  19. Nakasone K, Ikegami A, Fujii S, Kato C, Horikoshi K (2000) Isolation and piezoresponse of the rpoA gene encoding the RNA polymerase α subunit from the deep-sea piezophilic bacterium Shewanella violacea. FEMS Microbiol Lett 193:261–268Google Scholar
  20. Ng I-S, Ndive CI, Zhou Y, Wu X (2015) Cultural optimization and metal effects of Shewanella xiamenensis BC01growth and swarming motility. Bioresour Bioprocess 2:1–10CrossRefGoogle Scholar
  21. Nogi Y, Kato C, Horikoshi K (1998) Taxonomic studies of deep-sea barophilic Shewanella strains and description of Shewanella violacea sp. nov. Arch Microbiol 170:331–338CrossRefGoogle Scholar
  22. Ohmae E, Kubota K, Nakasone K, Kato C, Gekko K (2004) Pressure-dependent activity of dihydrofolate reductase from a deep-sea bacterium Shewanella violacea strain DSS12. Chem Lett 33:798–799CrossRefGoogle Scholar
  23. Rapaport F, Khanin R, Liang Y, Pirun M, Krek A, Zumbo P, Mason CE, Socci ND, Betel D (2013) Comprehensive evaluation of differential gene expression analysis methods for RNA-seq data. Genome Biol 14:R95CrossRefGoogle Scholar
  24. Serrazanetti DI, Ndagijimana M, Sado-Kamdem SL, Corsetti A, Vogel RF, Ehrmann M, Guerzoni ME (2011) Acid-stress mediated metabolic shift in Lactobacillus sanfranciscensis LSCE1. Appl Environ Microbiol 77:2656–2666CrossRefGoogle Scholar
  25. Slonczewski JL, Fujisawa M, Dopson M, Krulwich TA (2009) Cytoplasmic pH measurement and homeostasis in bacteria and archaea. Adv Microb Physiol 55:1–79CrossRefGoogle Scholar
  26. Takahashi N (2003) Acid-neutralizing activity during amino acid fermentation by porphyromonas gingivalis, Prevotella intermedia and Fusobacterium nucleatum. Oral Microbiol Immunol 18:109–113CrossRefGoogle Scholar
  27. Takahashi N, Salto K, Schachtele CF, Yamada T (1997) Acid tolerance and acid-neutralizing activity of Porphyromonas gingivalis, Prevotella intermedia and Fusobacterium nucleatum. Oral Microbiol Immunol 12:323–328CrossRefGoogle Scholar
  28. Xiao X, Wang P, Zeng X, Bartlett DH, Wang F (2007) Shewanella psychrophile sp. nov. and Shewanella piezotolerans sp. nov., isolated from west Pacific deep-sea sediment. Int J Syst Evol Microbiol 57:60–65CrossRefGoogle Scholar

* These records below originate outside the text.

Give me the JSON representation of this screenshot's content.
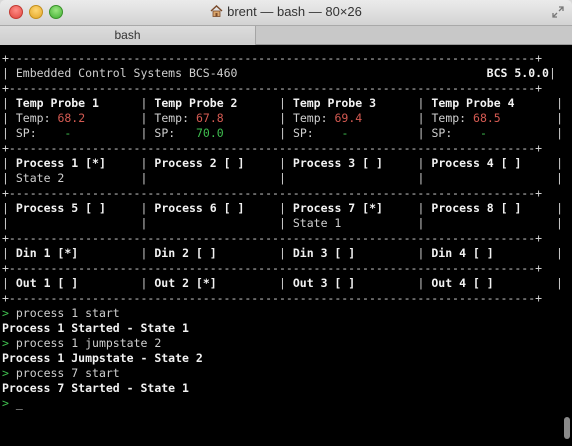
{
  "window": {
    "title": "brent — bash — 80×26",
    "tab": "bash"
  },
  "terminal": {
    "border": "+----------------------------------------------------------------------------+",
    "header": {
      "left": "Embedded Control Systems BCS-460",
      "right": "BCS 5.0.0"
    },
    "probes": [
      {
        "name": "Temp Probe 1",
        "temp_label": "Temp:",
        "temp": "68.2",
        "sp_label": "SP:",
        "sp": "-"
      },
      {
        "name": "Temp Probe 2",
        "temp_label": "Temp:",
        "temp": "67.8",
        "sp_label": "SP:",
        "sp": "70.0"
      },
      {
        "name": "Temp Probe 3",
        "temp_label": "Temp:",
        "temp": "69.4",
        "sp_label": "SP:",
        "sp": "-"
      },
      {
        "name": "Temp Probe 4",
        "temp_label": "Temp:",
        "temp": "68.5",
        "sp_label": "SP:",
        "sp": "-"
      }
    ],
    "process_rows": [
      [
        {
          "label": "Process 1 [*]",
          "state": "State 2"
        },
        {
          "label": "Process 2 [ ]",
          "state": ""
        },
        {
          "label": "Process 3 [ ]",
          "state": ""
        },
        {
          "label": "Process 4 [ ]",
          "state": ""
        }
      ],
      [
        {
          "label": "Process 5 [ ]",
          "state": ""
        },
        {
          "label": "Process 6 [ ]",
          "state": ""
        },
        {
          "label": "Process 7 [*]",
          "state": "State 1"
        },
        {
          "label": "Process 8 [ ]",
          "state": ""
        }
      ]
    ],
    "din": [
      "Din 1 [*]",
      "Din 2 [ ]",
      "Din 3 [ ]",
      "Din 4 [ ]"
    ],
    "out": [
      "Out 1 [ ]",
      "Out 2 [*]",
      "Out 3 [ ]",
      "Out 4 [ ]"
    ],
    "prompt_symbol": ">",
    "history": [
      {
        "command": "process 1 start",
        "response": "Process 1 Started - State 1"
      },
      {
        "command": "process 1 jumpstate 2",
        "response": "Process 1 Jumpstate - State 2"
      },
      {
        "command": "process 7 start",
        "response": "Process 7 Started - State 1"
      }
    ],
    "cursor": "_"
  },
  "colors": {
    "temp": "#d45a52",
    "setpoint": "#3fbf4f",
    "prompt": "#3fbf4f",
    "background": "#000000"
  }
}
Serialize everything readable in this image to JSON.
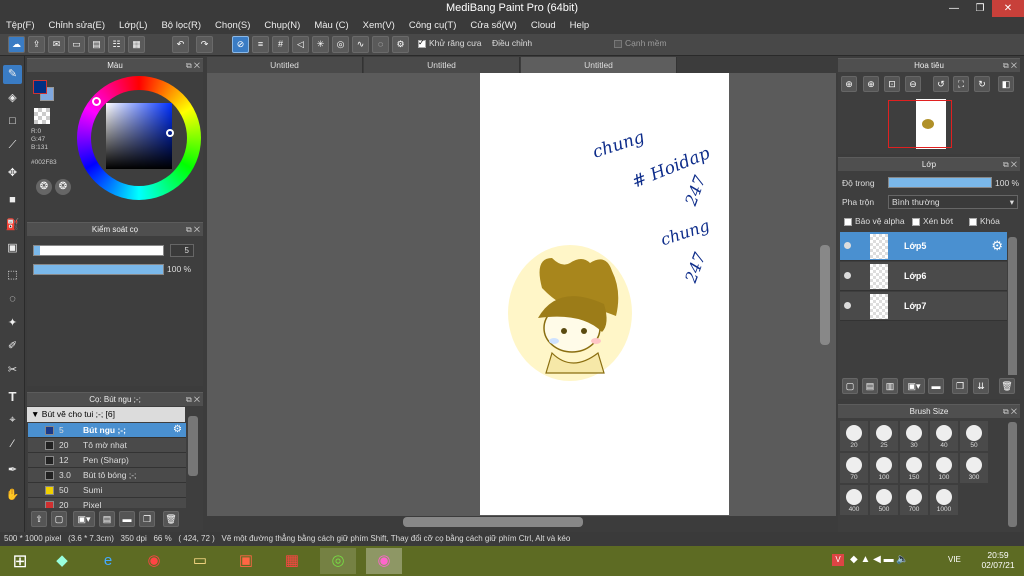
{
  "window": {
    "title": "MediBang Paint Pro (64bit)",
    "minimize": "—",
    "maximize": "❐",
    "close": "✕"
  },
  "menu": [
    "Tệp(F)",
    "Chỉnh sửa(E)",
    "Lớp(L)",
    "Bộ lọc(R)",
    "Chọn(S)",
    "Chụp(N)",
    "Màu (C)",
    "Xem(V)",
    "Công cụ(T)",
    "Cửa sổ(W)",
    "Cloud",
    "Help"
  ],
  "toolbar": {
    "antialias_label": "Khử răng cưa",
    "correction_label": "Điều chỉnh",
    "correction_value": "10",
    "edge_label": "Cạnh mềm"
  },
  "tabs": [
    "Untitled",
    "Untitled",
    "Untitled"
  ],
  "color_panel": {
    "title": "Màu",
    "r": "R:0",
    "g": "G:47",
    "b": "B:131",
    "hex": "#002F83",
    "primary_color": "#002F83",
    "secondary_color": "#7fa8e0"
  },
  "brush_control": {
    "title": "Kiểm soát cọ",
    "size_value": "5",
    "size_fraction": 0.05,
    "opacity_value": "100 %",
    "opacity_fraction": 1.0
  },
  "brush_panel": {
    "title": "Cọ: Bút ngu ;-;",
    "group_name": "Bút vẽ cho tui ;-; [6]",
    "items": [
      {
        "color": "#1a3a8a",
        "size": "5",
        "name": "Bút ngu ;-;"
      },
      {
        "color": "#222222",
        "size": "20",
        "name": "Tô mờ nhạt"
      },
      {
        "color": "#222222",
        "size": "12",
        "name": "Pen (Sharp)"
      },
      {
        "color": "#222222",
        "size": "3.0",
        "name": "Bút tô bóng ;-;"
      },
      {
        "color": "#f0d000",
        "size": "50",
        "name": "Sumi"
      },
      {
        "color": "#d03030",
        "size": "20",
        "name": "Pixel"
      }
    ]
  },
  "navigator": {
    "title": "Hoa tiêu"
  },
  "layer_panel": {
    "title": "Lớp",
    "opacity_label": "Độ trong",
    "opacity_value": "100 %",
    "opacity_fraction": 1.0,
    "blend_label": "Pha trộn",
    "blend_value": "Bình thường",
    "protect_alpha": "Bảo vệ alpha",
    "clipping": "Xén bớt",
    "lock": "Khóa",
    "layers": [
      {
        "name": "Lớp5",
        "selected": true
      },
      {
        "name": "Lớp6",
        "selected": false
      },
      {
        "name": "Lớp7",
        "selected": false
      }
    ]
  },
  "brush_size_panel": {
    "title": "Brush Size",
    "sizes": [
      "20",
      "25",
      "30",
      "40",
      "50",
      "70",
      "100",
      "150",
      "100",
      "300",
      "400",
      "500",
      "700",
      "1000"
    ]
  },
  "canvas_text": {
    "line1": "chung",
    "line2": "# Hoidap",
    "line3": "247",
    "line4": "chung",
    "line5": "247"
  },
  "statusbar": {
    "size": "500 * 1000 pixel",
    "cm": "(3.6 * 7.3cm)",
    "dpi": "350 dpi",
    "zoom": "66 %",
    "coords": "( 424, 72 )",
    "hint": "Vẽ một đường thẳng bằng cách giữ phím Shift, Thay đổi cỡ cọ bằng cách giữ phím Ctrl, Alt và kéo"
  },
  "taskbar": {
    "lang": "VIE",
    "time": "20:59",
    "date": "02/07/21"
  }
}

Copyright information

© Springer Japan KK, part of Springer Nature 2019

Authors and Affiliations

  • Lisa Lisdiana
    • 1
    • 2
  • Hisashi Ômura
    • 1
  • Sotaro Fujii
    • 1
  • Yoshihiro Sambongi
    • 1
    Email author
  1. 1.Graduate School of Biosphere ScienceHiroshima UniversityHigashi-HiroshimaJapan
  2. 2.Department of BiologyUniversitas Negeri SurabayaSurabayaIndonesia

Personalised recommendations